EXERCISE MATERIALS below:

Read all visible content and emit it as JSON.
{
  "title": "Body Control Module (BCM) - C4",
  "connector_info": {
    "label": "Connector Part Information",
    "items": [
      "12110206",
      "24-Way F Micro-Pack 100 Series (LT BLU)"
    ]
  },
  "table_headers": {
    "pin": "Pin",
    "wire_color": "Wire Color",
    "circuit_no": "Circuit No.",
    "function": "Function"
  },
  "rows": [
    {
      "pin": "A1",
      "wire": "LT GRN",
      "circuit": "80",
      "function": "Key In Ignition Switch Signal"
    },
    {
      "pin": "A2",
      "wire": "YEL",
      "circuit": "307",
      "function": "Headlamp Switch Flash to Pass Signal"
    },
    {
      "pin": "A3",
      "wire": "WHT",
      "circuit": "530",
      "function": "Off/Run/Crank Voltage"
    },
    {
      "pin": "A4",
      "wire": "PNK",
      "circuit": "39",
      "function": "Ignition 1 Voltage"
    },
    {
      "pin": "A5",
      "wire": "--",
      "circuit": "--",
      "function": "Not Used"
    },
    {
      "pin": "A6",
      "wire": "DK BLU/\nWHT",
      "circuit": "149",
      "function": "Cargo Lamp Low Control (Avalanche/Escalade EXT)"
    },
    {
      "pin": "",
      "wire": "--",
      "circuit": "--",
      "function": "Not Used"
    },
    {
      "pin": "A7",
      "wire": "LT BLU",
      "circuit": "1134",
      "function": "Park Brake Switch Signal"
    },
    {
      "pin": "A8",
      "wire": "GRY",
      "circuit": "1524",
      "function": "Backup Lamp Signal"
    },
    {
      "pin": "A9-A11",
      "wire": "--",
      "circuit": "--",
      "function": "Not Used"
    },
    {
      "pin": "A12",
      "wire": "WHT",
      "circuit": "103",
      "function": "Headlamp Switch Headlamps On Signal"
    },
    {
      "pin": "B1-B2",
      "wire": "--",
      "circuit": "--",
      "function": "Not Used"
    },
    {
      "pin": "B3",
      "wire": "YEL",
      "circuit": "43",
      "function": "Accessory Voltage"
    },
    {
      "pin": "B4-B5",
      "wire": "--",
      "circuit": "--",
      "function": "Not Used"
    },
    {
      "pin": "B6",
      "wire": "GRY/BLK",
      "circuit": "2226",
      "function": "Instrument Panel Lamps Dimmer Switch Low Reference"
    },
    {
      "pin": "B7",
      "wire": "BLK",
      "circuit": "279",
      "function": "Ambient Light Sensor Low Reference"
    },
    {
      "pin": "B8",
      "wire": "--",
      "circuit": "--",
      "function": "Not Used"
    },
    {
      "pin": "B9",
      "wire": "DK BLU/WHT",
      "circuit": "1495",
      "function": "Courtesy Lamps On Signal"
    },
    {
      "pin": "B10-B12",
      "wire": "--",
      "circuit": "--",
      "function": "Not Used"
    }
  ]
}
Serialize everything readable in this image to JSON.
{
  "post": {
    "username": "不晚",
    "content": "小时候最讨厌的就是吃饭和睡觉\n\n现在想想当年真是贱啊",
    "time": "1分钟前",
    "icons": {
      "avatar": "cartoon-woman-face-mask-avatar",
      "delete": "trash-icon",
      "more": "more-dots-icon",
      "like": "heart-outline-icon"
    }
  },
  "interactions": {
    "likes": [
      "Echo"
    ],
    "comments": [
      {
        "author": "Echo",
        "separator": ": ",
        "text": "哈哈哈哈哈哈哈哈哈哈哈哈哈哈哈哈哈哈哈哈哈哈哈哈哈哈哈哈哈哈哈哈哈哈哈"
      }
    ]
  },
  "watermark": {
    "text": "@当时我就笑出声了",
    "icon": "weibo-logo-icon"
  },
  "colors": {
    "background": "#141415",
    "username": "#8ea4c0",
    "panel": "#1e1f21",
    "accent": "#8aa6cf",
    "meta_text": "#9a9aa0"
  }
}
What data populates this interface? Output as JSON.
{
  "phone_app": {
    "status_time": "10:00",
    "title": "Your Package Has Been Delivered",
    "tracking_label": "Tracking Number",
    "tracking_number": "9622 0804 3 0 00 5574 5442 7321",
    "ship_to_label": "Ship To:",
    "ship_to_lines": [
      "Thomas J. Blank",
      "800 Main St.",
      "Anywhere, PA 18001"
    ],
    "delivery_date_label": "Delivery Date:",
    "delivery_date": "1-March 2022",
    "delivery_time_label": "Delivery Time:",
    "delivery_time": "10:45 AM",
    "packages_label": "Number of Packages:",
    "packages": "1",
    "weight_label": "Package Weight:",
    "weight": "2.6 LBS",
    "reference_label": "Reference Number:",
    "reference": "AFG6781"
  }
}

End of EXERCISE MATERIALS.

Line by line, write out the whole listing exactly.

Read all visible content and emit it as JSON.
{
  "title": "Body Control Module (BCM) - C4",
  "connector_info": {
    "label": "Connector Part Information",
    "items": [
      "12110206",
      "24-Way F Micro-Pack 100 Series (LT BLU)"
    ]
  },
  "table_headers": {
    "pin": "Pin",
    "wire_color": "Wire Color",
    "circuit_no": "Circuit No.",
    "function": "Function"
  },
  "rows": [
    {
      "pin": "A1",
      "wire": "LT GRN",
      "circuit": "80",
      "function": "Key In Ignition Switch Signal"
    },
    {
      "pin": "A2",
      "wire": "YEL",
      "circuit": "307",
      "function": "Headlamp Switch Flash to Pass Signal"
    },
    {
      "pin": "A3",
      "wire": "WHT",
      "circuit": "530",
      "function": "Off/Run/Crank Voltage"
    },
    {
      "pin": "A4",
      "wire": "PNK",
      "circuit": "39",
      "function": "Ignition 1 Voltage"
    },
    {
      "pin": "A5",
      "wire": "--",
      "circuit": "--",
      "function": "Not Used"
    },
    {
      "pin": "A6",
      "wire": "DK BLU/\nWHT",
      "circuit": "149",
      "function": "Cargo Lamp Low Control (Avalanche/Escalade EXT)"
    },
    {
      "pin": "",
      "wire": "--",
      "circuit": "--",
      "function": "Not Used"
    },
    {
      "pin": "A7",
      "wire": "LT BLU",
      "circuit": "1134",
      "function": "Park Brake Switch Signal"
    },
    {
      "pin": "A8",
      "wire": "GRY",
      "circuit": "1524",
      "function": "Backup Lamp Signal"
    },
    {
      "pin": "A9-A11",
      "wire": "--",
      "circuit": "--",
      "function": "Not Used"
    },
    {
      "pin": "A12",
      "wire": "WHT",
      "circuit": "103",
      "function": "Headlamp Switch Headlamps On Signal"
    },
    {
      "pin": "B1-B2",
      "wire": "--",
      "circuit": "--",
      "function": "Not Used"
    },
    {
      "pin": "B3",
      "wire": "YEL",
      "circuit": "43",
      "function": "Accessory Voltage"
    },
    {
      "pin": "B4-B5",
      "wire": "--",
      "circuit": "--",
      "function": "Not Used"
    },
    {
      "pin": "B6",
      "wire": "GRY/BLK",
      "circuit": "2226",
      "function": "Instrument Panel Lamps Dimmer Switch Low Reference"
    },
    {
      "pin": "B7",
      "wire": "BLK",
      "circuit": "279",
      "function": "Ambient Light Sensor Low Reference"
    },
    {
      "pin": "B8",
      "wire": "--",
      "circuit": "--",
      "function": "Not Used"
    },
    {
      "pin": "B9",
      "wire": "DK BLU/WHT",
      "circuit": "1495",
      "function": "Courtesy Lamps On Signal"
    },
    {
      "pin": "B10-B12",
      "wire": "--",
      "circuit": "--",
      "function": "Not Used"
    }
  ]
}
Serialize everything readable in this image to JSON.
{
  "post": {
    "username": "不晚",
    "content": "小时候最讨厌的就是吃饭和睡觉\n\n现在想想当年真是贱啊",
    "time": "1分钟前",
    "icons": {
      "avatar": "cartoon-woman-face-mask-avatar",
      "delete": "trash-icon",
      "more": "more-dots-icon",
      "like": "heart-outline-icon"
    }
  },
  "interactions": {
    "likes": [
      "Echo"
    ],
    "comments": [
      {
        "author": "Echo",
        "separator": ": ",
        "text": "哈哈哈哈哈哈哈哈哈哈哈哈哈哈哈哈哈哈哈哈哈哈哈哈哈哈哈哈哈哈哈哈哈哈哈"
      }
    ]
  },
  "watermark": {
    "text": "@当时我就笑出声了",
    "icon": "weibo-logo-icon"
  },
  "colors": {
    "background": "#141415",
    "username": "#8ea4c0",
    "panel": "#1e1f21",
    "accent": "#8aa6cf",
    "meta_text": "#9a9aa0"
  }
}
What data populates this interface? Output as JSON.
{
  "phone_app": {
    "status_time": "10:00",
    "title": "Your Package Has Been Delivered",
    "tracking_label": "Tracking Number",
    "tracking_number": "9622 0804 3 0 00 5574 5442 7321",
    "ship_to_label": "Ship To:",
    "ship_to_lines": [
      "Thomas J. Blank",
      "800 Main St.",
      "Anywhere, PA 18001"
    ],
    "delivery_date_label": "Delivery Date:",
    "delivery_date": "1-March 2022",
    "delivery_time_label": "Delivery Time:",
    "delivery_time": "10:45 AM",
    "packages_label": "Number of Packages:",
    "packages": "1",
    "weight_label": "Package Weight:",
    "weight": "2.6 LBS",
    "reference_label": "Reference Number:",
    "reference": "AFG6781"
  }
}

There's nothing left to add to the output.